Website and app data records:
========================================

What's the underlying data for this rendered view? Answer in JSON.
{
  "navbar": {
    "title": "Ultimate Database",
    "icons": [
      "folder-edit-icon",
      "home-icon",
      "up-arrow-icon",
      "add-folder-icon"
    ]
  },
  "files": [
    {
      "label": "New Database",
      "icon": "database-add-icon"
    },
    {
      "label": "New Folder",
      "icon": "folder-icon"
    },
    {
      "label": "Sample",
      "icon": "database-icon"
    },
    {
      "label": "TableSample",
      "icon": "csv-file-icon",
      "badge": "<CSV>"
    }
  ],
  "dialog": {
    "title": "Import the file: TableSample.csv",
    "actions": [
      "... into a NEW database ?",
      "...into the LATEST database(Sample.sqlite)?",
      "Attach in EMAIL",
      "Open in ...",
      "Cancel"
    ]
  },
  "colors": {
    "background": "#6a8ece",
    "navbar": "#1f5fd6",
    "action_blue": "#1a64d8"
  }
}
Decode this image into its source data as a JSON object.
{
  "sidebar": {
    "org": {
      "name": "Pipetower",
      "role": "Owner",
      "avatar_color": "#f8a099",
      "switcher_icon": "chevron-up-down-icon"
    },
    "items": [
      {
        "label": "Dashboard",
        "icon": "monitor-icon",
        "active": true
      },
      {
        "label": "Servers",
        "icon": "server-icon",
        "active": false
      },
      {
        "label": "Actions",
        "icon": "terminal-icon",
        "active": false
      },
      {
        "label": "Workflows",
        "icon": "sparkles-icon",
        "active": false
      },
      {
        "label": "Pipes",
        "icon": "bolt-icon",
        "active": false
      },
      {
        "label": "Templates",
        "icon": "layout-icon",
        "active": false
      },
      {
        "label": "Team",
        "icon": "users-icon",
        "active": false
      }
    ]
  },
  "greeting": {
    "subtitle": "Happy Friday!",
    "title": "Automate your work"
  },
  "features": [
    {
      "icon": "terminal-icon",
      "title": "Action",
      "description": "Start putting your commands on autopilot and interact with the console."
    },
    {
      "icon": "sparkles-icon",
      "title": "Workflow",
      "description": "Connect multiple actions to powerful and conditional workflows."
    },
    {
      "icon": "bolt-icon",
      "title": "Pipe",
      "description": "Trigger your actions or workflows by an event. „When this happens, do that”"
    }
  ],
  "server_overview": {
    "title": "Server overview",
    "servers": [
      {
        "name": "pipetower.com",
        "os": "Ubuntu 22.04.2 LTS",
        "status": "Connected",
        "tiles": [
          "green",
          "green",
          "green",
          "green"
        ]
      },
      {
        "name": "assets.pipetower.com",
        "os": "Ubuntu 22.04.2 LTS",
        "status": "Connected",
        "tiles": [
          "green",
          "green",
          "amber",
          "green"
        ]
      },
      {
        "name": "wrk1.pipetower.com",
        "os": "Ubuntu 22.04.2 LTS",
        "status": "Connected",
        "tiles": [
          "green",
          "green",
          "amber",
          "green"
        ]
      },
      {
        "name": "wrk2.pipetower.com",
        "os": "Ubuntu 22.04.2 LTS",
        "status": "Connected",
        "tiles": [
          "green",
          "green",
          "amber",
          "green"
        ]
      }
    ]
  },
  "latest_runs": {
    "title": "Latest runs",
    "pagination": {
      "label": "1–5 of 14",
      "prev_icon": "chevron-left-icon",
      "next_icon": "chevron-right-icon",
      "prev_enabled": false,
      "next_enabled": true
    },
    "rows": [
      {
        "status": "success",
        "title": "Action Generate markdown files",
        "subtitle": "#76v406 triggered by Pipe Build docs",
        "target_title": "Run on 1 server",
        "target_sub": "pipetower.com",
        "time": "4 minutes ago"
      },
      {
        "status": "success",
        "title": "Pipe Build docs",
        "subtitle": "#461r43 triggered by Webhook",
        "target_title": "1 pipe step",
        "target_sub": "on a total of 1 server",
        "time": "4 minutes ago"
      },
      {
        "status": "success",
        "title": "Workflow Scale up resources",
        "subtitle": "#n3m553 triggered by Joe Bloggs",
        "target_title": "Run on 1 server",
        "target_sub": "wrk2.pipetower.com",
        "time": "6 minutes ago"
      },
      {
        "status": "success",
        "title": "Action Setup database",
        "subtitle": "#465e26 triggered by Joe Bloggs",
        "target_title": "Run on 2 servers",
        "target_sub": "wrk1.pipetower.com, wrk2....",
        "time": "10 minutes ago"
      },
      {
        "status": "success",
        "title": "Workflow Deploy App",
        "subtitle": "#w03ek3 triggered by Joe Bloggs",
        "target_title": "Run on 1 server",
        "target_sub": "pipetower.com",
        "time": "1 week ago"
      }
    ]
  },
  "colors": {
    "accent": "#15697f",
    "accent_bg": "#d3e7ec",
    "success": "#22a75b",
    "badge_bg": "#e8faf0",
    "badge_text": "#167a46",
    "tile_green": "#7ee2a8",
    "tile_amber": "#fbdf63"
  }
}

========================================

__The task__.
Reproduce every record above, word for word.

__Result for this exercise__.
What's the underlying data for this rendered view? Answer in JSON.
{
  "navbar": {
    "title": "Ultimate Database",
    "icons": [
      "folder-edit-icon",
      "home-icon",
      "up-arrow-icon",
      "add-folder-icon"
    ]
  },
  "files": [
    {
      "label": "New Database",
      "icon": "database-add-icon"
    },
    {
      "label": "New Folder",
      "icon": "folder-icon"
    },
    {
      "label": "Sample",
      "icon": "database-icon"
    },
    {
      "label": "TableSample",
      "icon": "csv-file-icon",
      "badge": "<CSV>"
    }
  ],
  "dialog": {
    "title": "Import the file: TableSample.csv",
    "actions": [
      "... into a NEW database ?",
      "...into the LATEST database(Sample.sqlite)?",
      "Attach in EMAIL",
      "Open in ...",
      "Cancel"
    ]
  },
  "colors": {
    "background": "#6a8ece",
    "navbar": "#1f5fd6",
    "action_blue": "#1a64d8"
  }
}
Decode this image into its source data as a JSON object.
{
  "sidebar": {
    "org": {
      "name": "Pipetower",
      "role": "Owner",
      "avatar_color": "#f8a099",
      "switcher_icon": "chevron-up-down-icon"
    },
    "items": [
      {
        "label": "Dashboard",
        "icon": "monitor-icon",
        "active": true
      },
      {
        "label": "Servers",
        "icon": "server-icon",
        "active": false
      },
      {
        "label": "Actions",
        "icon": "terminal-icon",
        "active": false
      },
      {
        "label": "Workflows",
        "icon": "sparkles-icon",
        "active": false
      },
      {
        "label": "Pipes",
        "icon": "bolt-icon",
        "active": false
      },
      {
        "label": "Templates",
        "icon": "layout-icon",
        "active": false
      },
      {
        "label": "Team",
        "icon": "users-icon",
        "active": false
      }
    ]
  },
  "greeting": {
    "subtitle": "Happy Friday!",
    "title": "Automate your work"
  },
  "features": [
    {
      "icon": "terminal-icon",
      "title": "Action",
      "description": "Start putting your commands on autopilot and interact with the console."
    },
    {
      "icon": "sparkles-icon",
      "title": "Workflow",
      "description": "Connect multiple actions to powerful and conditional workflows."
    },
    {
      "icon": "bolt-icon",
      "title": "Pipe",
      "description": "Trigger your actions or workflows by an event. „When this happens, do that”"
    }
  ],
  "server_overview": {
    "title": "Server overview",
    "servers": [
      {
        "name": "pipetower.com",
        "os": "Ubuntu 22.04.2 LTS",
        "status": "Connected",
        "tiles": [
          "green",
          "green",
          "green",
          "green"
        ]
      },
      {
        "name": "assets.pipetower.com",
        "os": "Ubuntu 22.04.2 LTS",
        "status": "Connected",
        "tiles": [
          "green",
          "green",
          "amber",
          "green"
        ]
      },
      {
        "name": "wrk1.pipetower.com",
        "os": "Ubuntu 22.04.2 LTS",
        "status": "Connected",
        "tiles": [
          "green",
          "green",
          "amber",
          "green"
        ]
      },
      {
        "name": "wrk2.pipetower.com",
        "os": "Ubuntu 22.04.2 LTS",
        "status": "Connected",
        "tiles": [
          "green",
          "green",
          "amber",
          "green"
        ]
      }
    ]
  },
  "latest_runs": {
    "title": "Latest runs",
    "pagination": {
      "label": "1–5 of 14",
      "prev_icon": "chevron-left-icon",
      "next_icon": "chevron-right-icon",
      "prev_enabled": false,
      "next_enabled": true
    },
    "rows": [
      {
        "status": "success",
        "title": "Action Generate markdown files",
        "subtitle": "#76v406 triggered by Pipe Build docs",
        "target_title": "Run on 1 server",
        "target_sub": "pipetower.com",
        "time": "4 minutes ago"
      },
      {
        "status": "success",
        "title": "Pipe Build docs",
        "subtitle": "#461r43 triggered by Webhook",
        "target_title": "1 pipe step",
        "target_sub": "on a total of 1 server",
        "time": "4 minutes ago"
      },
      {
        "status": "success",
        "title": "Workflow Scale up resources",
        "subtitle": "#n3m553 triggered by Joe Bloggs",
        "target_title": "Run on 1 server",
        "target_sub": "wrk2.pipetower.com",
        "time": "6 minutes ago"
      },
      {
        "status": "success",
        "title": "Action Setup database",
        "subtitle": "#465e26 triggered by Joe Bloggs",
        "target_title": "Run on 2 servers",
        "target_sub": "wrk1.pipetower.com, wrk2....",
        "time": "10 minutes ago"
      },
      {
        "status": "success",
        "title": "Workflow Deploy App",
        "subtitle": "#w03ek3 triggered by Joe Bloggs",
        "target_title": "Run on 1 server",
        "target_sub": "pipetower.com",
        "time": "1 week ago"
      }
    ]
  },
  "colors": {
    "accent": "#15697f",
    "accent_bg": "#d3e7ec",
    "success": "#22a75b",
    "badge_bg": "#e8faf0",
    "badge_text": "#167a46",
    "tile_green": "#7ee2a8",
    "tile_amber": "#fbdf63"
  }
}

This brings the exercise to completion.